### Instructions to follow
All lines from the one with "Read all visible content and emit it as JSON." through the final line of the records below must be written out exactly, with no other text.

### Records to use
- - - -

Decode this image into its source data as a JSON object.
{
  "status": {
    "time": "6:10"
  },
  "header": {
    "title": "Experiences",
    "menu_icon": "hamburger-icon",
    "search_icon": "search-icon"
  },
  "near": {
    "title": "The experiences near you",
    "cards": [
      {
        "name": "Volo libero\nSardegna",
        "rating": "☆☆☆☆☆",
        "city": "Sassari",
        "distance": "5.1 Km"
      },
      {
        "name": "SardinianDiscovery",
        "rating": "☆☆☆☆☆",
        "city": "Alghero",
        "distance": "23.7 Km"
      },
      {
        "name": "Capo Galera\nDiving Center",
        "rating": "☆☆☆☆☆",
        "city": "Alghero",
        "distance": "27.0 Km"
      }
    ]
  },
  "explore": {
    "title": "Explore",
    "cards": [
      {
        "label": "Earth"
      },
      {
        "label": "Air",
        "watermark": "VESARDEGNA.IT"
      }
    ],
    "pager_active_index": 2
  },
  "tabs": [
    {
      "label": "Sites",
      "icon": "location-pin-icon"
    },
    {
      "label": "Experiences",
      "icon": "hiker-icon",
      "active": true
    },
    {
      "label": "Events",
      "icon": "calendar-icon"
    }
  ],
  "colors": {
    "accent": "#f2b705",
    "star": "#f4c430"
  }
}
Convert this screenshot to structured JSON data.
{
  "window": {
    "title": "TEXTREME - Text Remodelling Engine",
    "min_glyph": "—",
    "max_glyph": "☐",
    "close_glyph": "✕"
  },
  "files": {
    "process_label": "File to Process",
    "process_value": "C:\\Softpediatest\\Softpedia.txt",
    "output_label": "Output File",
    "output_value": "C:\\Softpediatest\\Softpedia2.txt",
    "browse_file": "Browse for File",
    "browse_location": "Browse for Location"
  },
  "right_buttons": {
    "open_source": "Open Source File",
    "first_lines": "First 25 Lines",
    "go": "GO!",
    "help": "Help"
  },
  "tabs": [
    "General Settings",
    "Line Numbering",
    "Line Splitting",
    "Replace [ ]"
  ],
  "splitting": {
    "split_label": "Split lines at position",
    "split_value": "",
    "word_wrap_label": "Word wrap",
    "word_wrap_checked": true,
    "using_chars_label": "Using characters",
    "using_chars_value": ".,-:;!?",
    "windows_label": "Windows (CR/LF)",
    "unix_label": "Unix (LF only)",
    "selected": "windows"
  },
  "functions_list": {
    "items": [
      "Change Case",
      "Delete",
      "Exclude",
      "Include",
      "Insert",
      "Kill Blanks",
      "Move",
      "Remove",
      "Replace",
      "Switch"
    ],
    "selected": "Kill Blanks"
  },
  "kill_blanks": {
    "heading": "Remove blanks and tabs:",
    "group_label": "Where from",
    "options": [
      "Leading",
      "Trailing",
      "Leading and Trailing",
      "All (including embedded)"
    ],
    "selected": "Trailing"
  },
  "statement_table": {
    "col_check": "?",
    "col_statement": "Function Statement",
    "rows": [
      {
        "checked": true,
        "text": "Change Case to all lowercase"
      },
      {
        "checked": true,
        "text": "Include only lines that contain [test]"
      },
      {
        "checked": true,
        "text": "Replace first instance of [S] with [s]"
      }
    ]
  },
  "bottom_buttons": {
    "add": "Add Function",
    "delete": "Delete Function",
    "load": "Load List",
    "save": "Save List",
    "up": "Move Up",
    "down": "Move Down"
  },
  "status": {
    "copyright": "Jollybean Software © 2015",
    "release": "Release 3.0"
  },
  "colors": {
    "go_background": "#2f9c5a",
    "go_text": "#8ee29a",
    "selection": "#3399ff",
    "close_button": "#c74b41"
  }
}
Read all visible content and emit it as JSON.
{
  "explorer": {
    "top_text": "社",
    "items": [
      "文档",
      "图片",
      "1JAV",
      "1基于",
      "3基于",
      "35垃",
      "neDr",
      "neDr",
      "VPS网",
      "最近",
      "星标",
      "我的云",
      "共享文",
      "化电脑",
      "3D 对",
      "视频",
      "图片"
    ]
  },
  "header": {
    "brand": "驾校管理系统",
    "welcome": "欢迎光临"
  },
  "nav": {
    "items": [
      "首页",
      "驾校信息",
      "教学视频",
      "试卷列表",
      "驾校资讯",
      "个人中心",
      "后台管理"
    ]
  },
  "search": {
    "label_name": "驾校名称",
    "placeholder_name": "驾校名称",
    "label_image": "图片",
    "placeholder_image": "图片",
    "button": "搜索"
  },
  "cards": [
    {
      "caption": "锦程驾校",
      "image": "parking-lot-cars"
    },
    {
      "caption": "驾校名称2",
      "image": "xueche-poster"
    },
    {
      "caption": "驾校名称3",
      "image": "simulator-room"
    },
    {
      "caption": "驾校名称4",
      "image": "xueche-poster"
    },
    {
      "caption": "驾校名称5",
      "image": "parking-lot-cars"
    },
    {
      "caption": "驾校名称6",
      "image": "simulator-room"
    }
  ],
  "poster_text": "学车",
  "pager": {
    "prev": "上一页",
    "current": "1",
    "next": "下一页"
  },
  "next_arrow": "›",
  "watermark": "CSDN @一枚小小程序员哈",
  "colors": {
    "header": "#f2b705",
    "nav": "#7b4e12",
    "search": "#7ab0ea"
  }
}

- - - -

### Exercise answer
Read all visible content and emit it as JSON.
{
  "explorer": {
    "top_text": "社",
    "items": [
      "文档",
      "图片",
      "1JAV",
      "1基于",
      "3基于",
      "35垃",
      "neDr",
      "neDr",
      "VPS网",
      "最近",
      "星标",
      "我的云",
      "共享文",
      "化电脑",
      "3D 对",
      "视频",
      "图片"
    ]
  },
  "header": {
    "brand": "驾校管理系统",
    "welcome": "欢迎光临"
  },
  "nav": {
    "items": [
      "首页",
      "驾校信息",
      "教学视频",
      "试卷列表",
      "驾校资讯",
      "个人中心",
      "后台管理"
    ]
  },
  "search": {
    "label_name": "驾校名称",
    "placeholder_name": "驾校名称",
    "label_image": "图片",
    "placeholder_image": "图片",
    "button": "搜索"
  },
  "cards": [
    {
      "caption": "锦程驾校",
      "image": "parking-lot-cars"
    },
    {
      "caption": "驾校名称2",
      "image": "xueche-poster"
    },
    {
      "caption": "驾校名称3",
      "image": "simulator-room"
    },
    {
      "caption": "驾校名称4",
      "image": "xueche-poster"
    },
    {
      "caption": "驾校名称5",
      "image": "parking-lot-cars"
    },
    {
      "caption": "驾校名称6",
      "image": "simulator-room"
    }
  ],
  "poster_text": "学车",
  "pager": {
    "prev": "上一页",
    "current": "1",
    "next": "下一页"
  },
  "next_arrow": "›",
  "watermark": "CSDN @一枚小小程序员哈",
  "colors": {
    "header": "#f2b705",
    "nav": "#7b4e12",
    "search": "#7ab0ea"
  }
}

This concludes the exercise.